# MazeGenerator and MazeTraversal

I 8.20 (Maze Traversal Using Recursive Backtracking) The grid of #s and dots (.) in Fig. 18.22 is a two-dimensional array representation of a maze. The #s represent the walls of the maze, and the dots represent locations in the possible paths through the maze. A move can be made only to a lo cation in the array that contains a dot. Write a recursive method (mazeTraversal) to walk through mazes like the one in Fig. 18.22 The method should receive as arguments a 12-by-12 character array representing (he maze and h current location in the maze (the first time this method is called, the current location should be the entry point of the maze). As mazeTraversal attempts to locate the exit, it should place the character x in each square in the path. There’s a simple algorithm for walking through a maze that guarantees finding the exit (assuming there’s an exit). If there’s no exit, you’ll arrive at the starting location again.
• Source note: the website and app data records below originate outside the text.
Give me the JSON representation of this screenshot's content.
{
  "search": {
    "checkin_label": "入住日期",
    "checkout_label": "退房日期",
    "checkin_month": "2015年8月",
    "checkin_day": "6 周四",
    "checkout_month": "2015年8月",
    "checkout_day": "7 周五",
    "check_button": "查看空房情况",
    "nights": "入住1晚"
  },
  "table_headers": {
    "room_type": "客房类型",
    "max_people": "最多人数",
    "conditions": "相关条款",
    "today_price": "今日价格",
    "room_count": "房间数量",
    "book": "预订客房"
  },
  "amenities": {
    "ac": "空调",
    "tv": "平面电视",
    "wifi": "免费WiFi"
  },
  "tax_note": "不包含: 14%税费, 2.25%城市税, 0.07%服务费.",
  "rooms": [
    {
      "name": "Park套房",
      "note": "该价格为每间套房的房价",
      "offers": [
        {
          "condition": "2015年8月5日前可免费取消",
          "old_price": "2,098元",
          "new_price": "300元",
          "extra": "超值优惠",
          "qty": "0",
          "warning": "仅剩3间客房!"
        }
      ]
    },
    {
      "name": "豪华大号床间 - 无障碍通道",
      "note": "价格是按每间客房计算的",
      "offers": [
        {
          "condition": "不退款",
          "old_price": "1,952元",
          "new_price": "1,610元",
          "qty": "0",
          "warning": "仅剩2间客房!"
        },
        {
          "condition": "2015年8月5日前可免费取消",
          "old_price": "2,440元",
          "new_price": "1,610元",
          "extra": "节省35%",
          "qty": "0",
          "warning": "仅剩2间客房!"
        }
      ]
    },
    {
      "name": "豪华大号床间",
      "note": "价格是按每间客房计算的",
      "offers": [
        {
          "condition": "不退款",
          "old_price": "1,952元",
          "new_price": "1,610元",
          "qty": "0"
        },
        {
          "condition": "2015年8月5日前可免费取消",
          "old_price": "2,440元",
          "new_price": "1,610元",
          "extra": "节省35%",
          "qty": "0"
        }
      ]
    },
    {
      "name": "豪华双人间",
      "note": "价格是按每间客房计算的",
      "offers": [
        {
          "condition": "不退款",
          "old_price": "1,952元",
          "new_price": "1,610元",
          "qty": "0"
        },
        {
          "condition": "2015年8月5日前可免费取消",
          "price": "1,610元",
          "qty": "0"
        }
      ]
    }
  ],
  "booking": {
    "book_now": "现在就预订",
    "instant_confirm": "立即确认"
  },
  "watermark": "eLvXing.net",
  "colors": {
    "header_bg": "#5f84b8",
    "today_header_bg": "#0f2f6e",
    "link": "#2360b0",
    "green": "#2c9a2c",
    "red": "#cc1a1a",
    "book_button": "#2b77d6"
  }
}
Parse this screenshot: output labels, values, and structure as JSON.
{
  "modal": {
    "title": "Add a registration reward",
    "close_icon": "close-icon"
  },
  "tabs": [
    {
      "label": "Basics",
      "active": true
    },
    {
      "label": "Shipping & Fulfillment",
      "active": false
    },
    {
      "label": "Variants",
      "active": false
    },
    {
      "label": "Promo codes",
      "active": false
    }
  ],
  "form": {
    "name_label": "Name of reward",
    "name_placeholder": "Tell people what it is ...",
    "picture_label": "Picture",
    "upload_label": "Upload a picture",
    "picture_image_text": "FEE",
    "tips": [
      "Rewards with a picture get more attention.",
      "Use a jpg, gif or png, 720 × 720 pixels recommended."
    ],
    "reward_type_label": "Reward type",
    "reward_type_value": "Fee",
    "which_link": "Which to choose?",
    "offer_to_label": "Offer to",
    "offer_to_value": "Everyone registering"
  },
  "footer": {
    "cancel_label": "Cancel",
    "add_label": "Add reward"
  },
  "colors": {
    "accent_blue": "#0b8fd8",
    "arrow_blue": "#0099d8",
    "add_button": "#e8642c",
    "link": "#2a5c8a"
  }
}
The algorithm is as follows: From the current location in the maze, try to move one space in any of the possible directions (down, right, L1 or left). If it’s possible to move in at least one direction, call mazeTraversal recursively, passing the new spot on the maze as the current spot if it’s not possible to go in any direction, “back up” to a previous location in the maze and try a new direction for that location (this is an example of recursive bacbracldng). Program the method to display the maze after each move so the user can watch as the maze is solved. The final output of the maze should display only the path needed to solve the maze—if going in a particular direction results in a dead end, the x’s going in that direction should not be displayed. [Hint: To display only the final path, it may be helpful to mark off spots that result in a dead end with another character (suchas ‘o’).) 18.21 (Generating Mazes RaidomIy) Write a method mazeGenerator that takes as an argument a two-dimensional 12-by-12 character array and randomly produces a maze. The method should also provide the starting and ending locations of the maze. l’est your method mazeTraversal from Exercise 18.20, using several randomly generated mazes. 18.22 (Maze.c of Any Size) Generalize methods mazeTraversal and mazeGenerator of Exercise 18.20 and Exercise 18.21 to process mazes of any width and height.